(This article was first published in The Economic Times.)
The impact of Donald Trump’s presidency will be felt beyond markets and investing. It will impact your child’s education and career plans and your family’s travel. And not for the best.
Added burden on the pocket
Trump plans to revive business sentiments in the US. During his campaign, he talked extensively about cutting corporate tax rates and reducing government regulations. He has also talked about imposing tax on imports, in order to help the country’s local businesses thrive. This is likely to check inflation and generate employment.
Besides, the US Federal Reserve is expected to further hike interest rates. All this is likely to lead to a stronger dollar, making US goods and services expensive for Indians. We will now have to pay more for every dollar we purchase. We will have to shell out more when we send our children to study in the US and on travelling to the country.
During 2016, the rupee had touched a low of 67.74 against the dollar. The year ended at a low of 67.90. In January 2017 itself, the exchange rate started to get close to 69. According to the The Economy Forecast Agency, rupee will touch a low of 72.41 by December 2017 and slide further to 75-76 levels in 2018. This means that your expenses on education and travel to the US will go up by 6.5% or more. However, according to Karan Anand, Head, Relationships, Cox & Kings, the fluctuating dollar hasn’t historically had a significant impact on Indians visiting the US. “We believe that the Trump presidency will build on the USA brand that promotes tourism from India. He has promised jobs to his citizens and tourism is a vehicle to create jobs,” he says. According to the US Department of Commerce, more than a million Indians visited the US in 2016. The travel industry believes that this number will only go up, even if travel becomes more expensive.
However, on the education front, the US could take a hit. Tanvi Joshi, Branch Director, Success Overseas, an education consultancy, says, “It is not just the rise in the dollar, but also the new policies that are making America stand out as an unwelcoming host. Only students with an ace academic background and firm goals should take the gamble.” The strengthening dollar will not only increase tuition fees of US universities, but also the fee for tests needed to be taken for admission into US universities —GRE, GMAT, TOEFL and IELTS. The payments made for these tests are made in dollars. Students and professionals who undertake specialisation courses online through websites like Coursera and Udacity will also have to shell out more for the same reason.
Jobs under fire
One of Trump’s popular slogans has been: Buy American, hire American.

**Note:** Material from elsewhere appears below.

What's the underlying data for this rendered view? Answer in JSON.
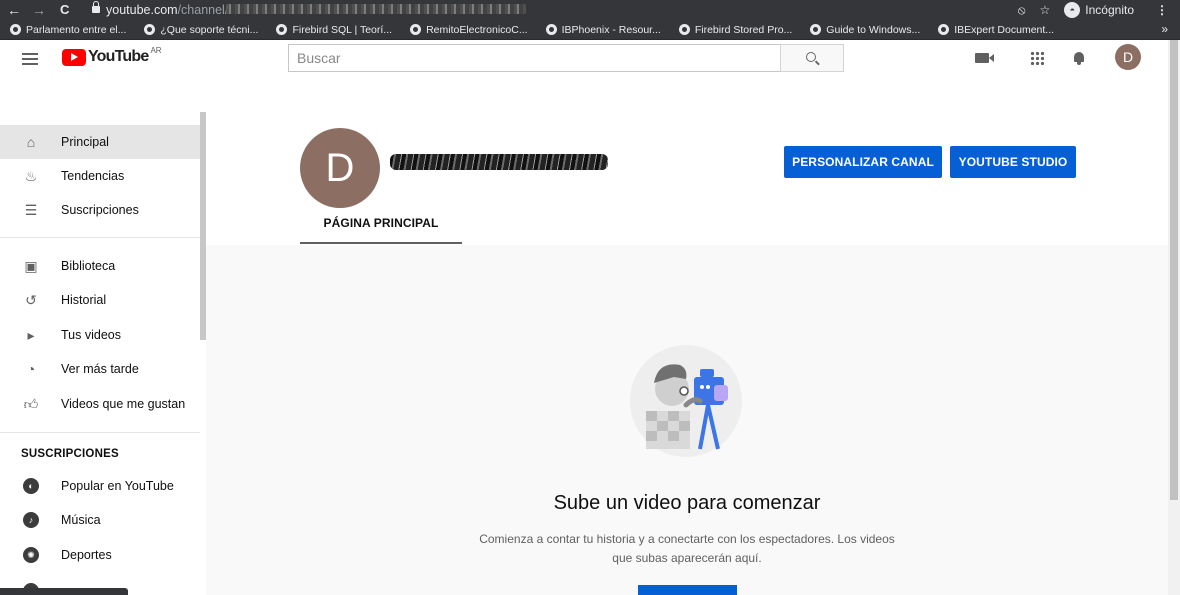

He wants American citizens to buy products that are manufactured locally and American companies to hire locals. The Indian IT and ITeS industries, which draw a major part of their earnings—60% and upwards—from the US market, will suffer if US companies reduce their outsourcing spends. It is too soon to say if people employed in this sector should be worried or not, but they definitely need to be watchful of how things progress.
The same applies to H1B visa seekers who wish to work in the US. Trump’s stance on immigration could lead to a change in H1B visa rules. Experts say the Trump administration is also planning to increase the wage limit to $100,000, to prevent low wage IT workers from India replacing American workers. It is not clear what the new rules will be, but the visa regulations are likely to become stricter. This will impact thousands of Indian workers and their families, who wish to make a living in the US.
The Indian IT and BPO industry’s trade association, Nasscom, has also lowered the industry’s growth projections for 2016-17 to 8-10% from its earlier projections of 10-12%. Nasscom also expects hiring in this sector to drop by 20% in 2017. Hirings in the sector have been on a downward trend since 2016. The biggest names in IT industry—Infosys, Tata Consultancy Services and Wipro—use the H1B programme extensively to send temporary workers to the US. People employed in this sector should be concerned because automation is already taking away their jobs, and Trump will only add to their woes.
In 2016, Infosys alone had axed over 9,000 employees. Earlier last year, Cisco had announced that it would layoff 14,000 employees starting 2017. IBM and Microsoft were also in the news in 2016 for similar reasons. Across the border, Oracle recently started to laying off employees in Beijing. While their official statement denies any link to Trump’s policies, the layoff does coincide with the new President’s inauguration. Since President Trump has insisted US companies employing US citizens, such layoffs in India canot be ruled out. Experts say it is best to avoid the US unless the opportunity is not available anywhere else in the world. It might be best to not go chasing the H1B visa for now, they say.